● What is expected:
All records shown below should be given again, character for character.

Records from a data source:
[Start of section]
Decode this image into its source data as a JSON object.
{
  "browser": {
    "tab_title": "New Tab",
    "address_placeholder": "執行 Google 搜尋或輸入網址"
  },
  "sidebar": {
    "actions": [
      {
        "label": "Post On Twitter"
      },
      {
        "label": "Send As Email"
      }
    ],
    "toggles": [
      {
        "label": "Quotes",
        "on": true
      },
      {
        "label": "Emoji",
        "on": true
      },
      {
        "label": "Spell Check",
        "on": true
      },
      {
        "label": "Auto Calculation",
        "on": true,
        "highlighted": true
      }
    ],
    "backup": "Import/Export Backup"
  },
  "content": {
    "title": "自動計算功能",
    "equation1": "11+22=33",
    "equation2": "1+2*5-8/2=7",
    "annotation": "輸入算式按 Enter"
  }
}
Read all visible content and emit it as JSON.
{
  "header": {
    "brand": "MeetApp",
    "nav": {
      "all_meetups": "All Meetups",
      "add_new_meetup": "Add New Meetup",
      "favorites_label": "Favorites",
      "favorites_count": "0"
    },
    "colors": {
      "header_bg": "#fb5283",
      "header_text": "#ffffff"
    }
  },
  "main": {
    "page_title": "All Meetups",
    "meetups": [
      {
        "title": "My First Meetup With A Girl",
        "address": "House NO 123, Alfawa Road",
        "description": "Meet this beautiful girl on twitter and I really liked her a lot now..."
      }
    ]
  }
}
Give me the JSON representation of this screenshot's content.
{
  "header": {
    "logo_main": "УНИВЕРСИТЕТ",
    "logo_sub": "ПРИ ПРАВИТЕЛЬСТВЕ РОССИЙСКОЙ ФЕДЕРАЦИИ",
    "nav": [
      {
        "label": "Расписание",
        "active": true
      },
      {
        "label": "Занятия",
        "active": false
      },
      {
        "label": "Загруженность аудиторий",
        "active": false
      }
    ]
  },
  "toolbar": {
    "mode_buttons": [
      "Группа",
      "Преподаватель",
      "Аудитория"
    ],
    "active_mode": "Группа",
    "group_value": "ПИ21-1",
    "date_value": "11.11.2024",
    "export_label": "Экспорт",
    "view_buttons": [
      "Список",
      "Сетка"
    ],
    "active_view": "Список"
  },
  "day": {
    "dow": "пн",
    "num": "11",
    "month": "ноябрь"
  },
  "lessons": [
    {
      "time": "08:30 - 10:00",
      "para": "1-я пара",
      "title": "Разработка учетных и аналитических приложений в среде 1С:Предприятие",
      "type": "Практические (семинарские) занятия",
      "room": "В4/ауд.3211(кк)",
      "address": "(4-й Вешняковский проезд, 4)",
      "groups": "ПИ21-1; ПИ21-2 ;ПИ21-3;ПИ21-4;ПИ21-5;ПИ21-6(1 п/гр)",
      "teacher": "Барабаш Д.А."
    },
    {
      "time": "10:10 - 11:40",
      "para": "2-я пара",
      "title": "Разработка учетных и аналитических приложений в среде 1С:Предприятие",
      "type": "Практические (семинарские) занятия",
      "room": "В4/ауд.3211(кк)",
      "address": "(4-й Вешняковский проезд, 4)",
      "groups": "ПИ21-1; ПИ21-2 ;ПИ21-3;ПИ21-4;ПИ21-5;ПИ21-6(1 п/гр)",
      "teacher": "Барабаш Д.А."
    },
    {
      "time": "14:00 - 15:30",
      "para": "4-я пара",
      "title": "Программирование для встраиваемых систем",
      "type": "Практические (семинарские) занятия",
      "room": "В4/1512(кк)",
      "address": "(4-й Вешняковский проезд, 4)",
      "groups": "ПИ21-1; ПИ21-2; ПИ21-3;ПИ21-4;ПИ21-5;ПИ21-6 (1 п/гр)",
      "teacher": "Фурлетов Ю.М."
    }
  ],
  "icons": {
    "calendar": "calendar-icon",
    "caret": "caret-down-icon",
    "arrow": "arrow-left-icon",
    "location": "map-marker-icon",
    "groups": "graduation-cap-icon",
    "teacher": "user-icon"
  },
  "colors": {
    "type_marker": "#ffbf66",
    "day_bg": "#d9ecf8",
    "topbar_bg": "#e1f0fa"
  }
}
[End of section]
● Solution to this problem:
Decode this image into its source data as a JSON object.
{
  "browser": {
    "tab_title": "New Tab",
    "address_placeholder": "執行 Google 搜尋或輸入網址"
  },
  "sidebar": {
    "actions": [
      {
        "label": "Post On Twitter"
      },
      {
        "label": "Send As Email"
      }
    ],
    "toggles": [
      {
        "label": "Quotes",
        "on": true
      },
      {
        "label": "Emoji",
        "on": true
      },
      {
        "label": "Spell Check",
        "on": true
      },
      {
        "label": "Auto Calculation",
        "on": true,
        "highlighted": true
      }
    ],
    "backup": "Import/Export Backup"
  },
  "content": {
    "title": "自動計算功能",
    "equation1": "11+22=33",
    "equation2": "1+2*5-8/2=7",
    "annotation": "輸入算式按 Enter"
  }
}
Read all visible content and emit it as JSON.
{
  "header": {
    "brand": "MeetApp",
    "nav": {
      "all_meetups": "All Meetups",
      "add_new_meetup": "Add New Meetup",
      "favorites_label": "Favorites",
      "favorites_count": "0"
    },
    "colors": {
      "header_bg": "#fb5283",
      "header_text": "#ffffff"
    }
  },
  "main": {
    "page_title": "All Meetups",
    "meetups": [
      {
        "title": "My First Meetup With A Girl",
        "address": "House NO 123, Alfawa Road",
        "description": "Meet this beautiful girl on twitter and I really liked her a lot now..."
      }
    ]
  }
}
Give me the JSON representation of this screenshot's content.
{
  "header": {
    "logo_main": "УНИВЕРСИТЕТ",
    "logo_sub": "ПРИ ПРАВИТЕЛЬСТВЕ РОССИЙСКОЙ ФЕДЕРАЦИИ",
    "nav": [
      {
        "label": "Расписание",
        "active": true
      },
      {
        "label": "Занятия",
        "active": false
      },
      {
        "label": "Загруженность аудиторий",
        "active": false
      }
    ]
  },
  "toolbar": {
    "mode_buttons": [
      "Группа",
      "Преподаватель",
      "Аудитория"
    ],
    "active_mode": "Группа",
    "group_value": "ПИ21-1",
    "date_value": "11.11.2024",
    "export_label": "Экспорт",
    "view_buttons": [
      "Список",
      "Сетка"
    ],
    "active_view": "Список"
  },
  "day": {
    "dow": "пн",
    "num": "11",
    "month": "ноябрь"
  },
  "lessons": [
    {
      "time": "08:30 - 10:00",
      "para": "1-я пара",
      "title": "Разработка учетных и аналитических приложений в среде 1С:Предприятие",
      "type": "Практические (семинарские) занятия",
      "room": "В4/ауд.3211(кк)",
      "address": "(4-й Вешняковский проезд, 4)",
      "groups": "ПИ21-1; ПИ21-2 ;ПИ21-3;ПИ21-4;ПИ21-5;ПИ21-6(1 п/гр)",
      "teacher": "Барабаш Д.А."
    },
    {
      "time": "10:10 - 11:40",
      "para": "2-я пара",
      "title": "Разработка учетных и аналитических приложений в среде 1С:Предприятие",
      "type": "Практические (семинарские) занятия",
      "room": "В4/ауд.3211(кк)",
      "address": "(4-й Вешняковский проезд, 4)",
      "groups": "ПИ21-1; ПИ21-2 ;ПИ21-3;ПИ21-4;ПИ21-5;ПИ21-6(1 п/гр)",
      "teacher": "Барабаш Д.А."
    },
    {
      "time": "14:00 - 15:30",
      "para": "4-я пара",
      "title": "Программирование для встраиваемых систем",
      "type": "Практические (семинарские) занятия",
      "room": "В4/1512(кк)",
      "address": "(4-й Вешняковский проезд, 4)",
      "groups": "ПИ21-1; ПИ21-2; ПИ21-3;ПИ21-4;ПИ21-5;ПИ21-6 (1 п/гр)",
      "teacher": "Фурлетов Ю.М."
    }
  ],
  "icons": {
    "calendar": "calendar-icon",
    "caret": "caret-down-icon",
    "arrow": "arrow-left-icon",
    "location": "map-marker-icon",
    "groups": "graduation-cap-icon",
    "teacher": "user-icon"
  },
  "colors": {
    "type_marker": "#ffbf66",
    "day_bg": "#d9ecf8",
    "topbar_bg": "#e1f0fa"
  }
}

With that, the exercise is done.